The dramatic selloff in oil prices has been the top theme in the financial news for months so I won’t bore you with rehashing the story. The price of West Texas Intermediate has halved just since late last year after OPEC said it would not cut production to support prices. What has been missing from the daily analysis is the long-term story and what really hasn’t changed for the sector.
The IMF downgraded its 2015 outlook for global economic growth but still sees 3.5% this year, an increase from 3.3% in 2014. Cheaper oil will drive economic growth in the largest economies like China, the United States and the European Union. With strong growth in the U.S. and China along with new monetary stimulus in Europe, there’s a good chance that the global economy could surprise higher this year and support oil prices.
Even on a struggling near-term environment for oil, global demand for energy still paints a promising picture. In its 2035 Energy Outlook, BP forecast a supply deficit in every period from 2015 to 2035. Total consumption of liquids is forecast to increase by a 0.8% annual pace to 4.97 million tons of oil equivalent in 2035 compared to production increases of just 0.6% annually to 4.82 million tons.
Lower prices for oil are already hitting the industry and the number of drilling rigs in the United States has dropped to the lowest in four years. The number of U.S. rigs is now 20% lower than it was last year. While domestic production is still increasing on previous capital spending projects, I can’t help but get the feeling the knee-jerk reaction by companies of pulling rigs and cutting billions from investment spending will not lead to higher prices and lower production estimates by the end of the year.
Sales have fallen over by nearly 5% over the last year but the company is still profitable to the tune of $9.5 billion. Operating costs did not decrease as quickly as sales so profitability took a hit but the company is addressing the issue this year. Even on the weakness in 2014, the company managed to book $9.9 billion in free cash flow after investing $22.9 billion in capital.
BP has over $31 billion of cash on its balance sheet and covers its near-term liabilities by 140% with current assets. The company uses debt to finance less than a third of the capital structure and would have no problem raising money to support cash needs.
The company will cut capital spending to $20 billion in 2015 to protect cash flow and is in the middle of a two-year plan to divest $10 billion in non-core assets. It is always during these times of industry weakness that companies look to efficiency and cost-cutting, something they should be doing all the time. The benefit to new investors is that this renewed focus on margins will pay off big time when oil prices eventually rebound.
Cash Return Supports Investment Until Long-term Demand Prevails
Shares of BP pay an extremely attractive 5.8% though the company is paying out 55% of income to the dividend.
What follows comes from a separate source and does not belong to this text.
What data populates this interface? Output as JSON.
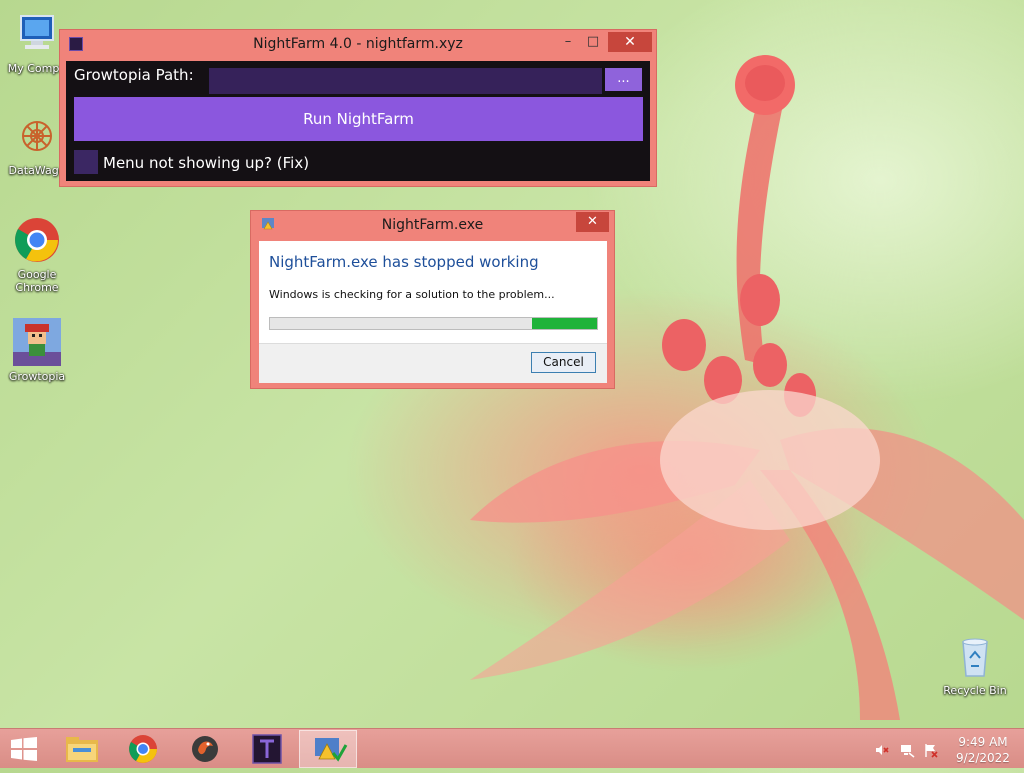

The company has boosted the dividend aggressively over the last three years with a 12.5% annual rate but it’s still lower over the last five years.
BP has paid a dividend since 1990 and has consistently returned cash to shareholders through a stock repurchase program as well. The company repurchased $4.8 billion in shares over the last four quarters, just over a billion less than was returned through the dividend.
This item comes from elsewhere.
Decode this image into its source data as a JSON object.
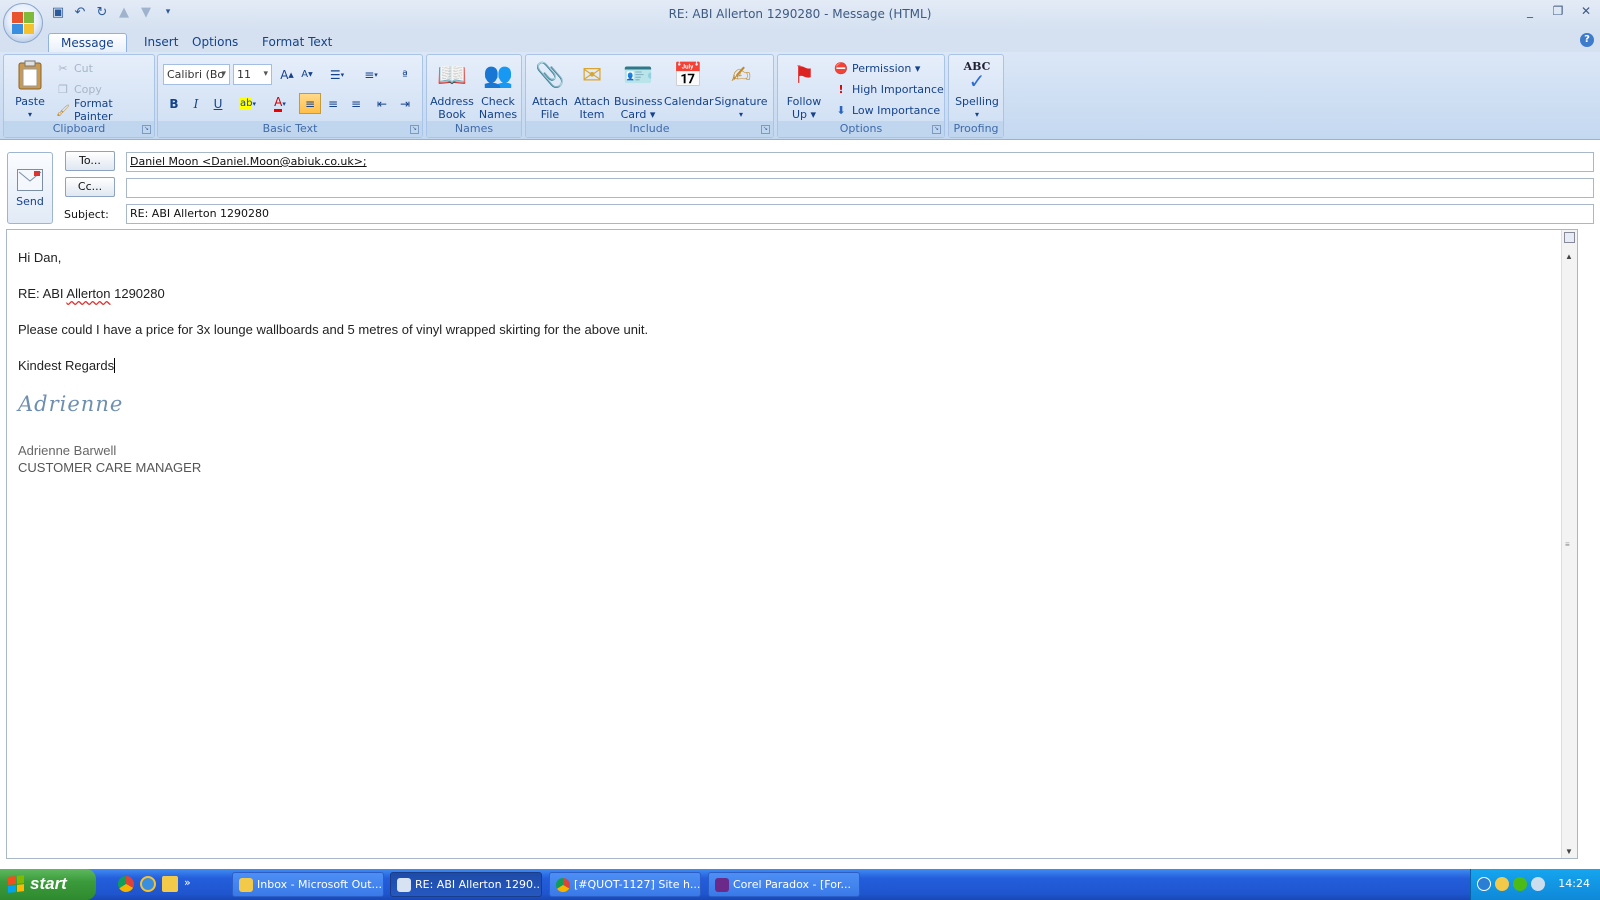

Dividend growth will likely need to slow over the next year on lower income but the total cash return on the shares is still very high. The company is still free cash flow positive even after high investment spending so there should be no risk of a dividend cut.
Shares trade for just 10.2 times trailing earnings though expectations for 2015 earnings are for just $2.01 per share. The company beat earnings expectations in the fourth quarter by 45% and my own forecast for earnings this year is at least $2.80 per share. That would put the valuation at 14.4 times expected earnings, not particularly cheap but not expensive either.
The share price has only been this low a few times over the past ten years; notably during the financial crisis and after the Maconda Gulf spill. While this year could still be rough for energy companies, the long-term story remains intact and BP provides a great cash return while you wait for shares to rebound. Taking advantage of the panic-selling that has happened over the last few months offers the opportunity for good long-term capital appreciation on top of the healthy dividend yield.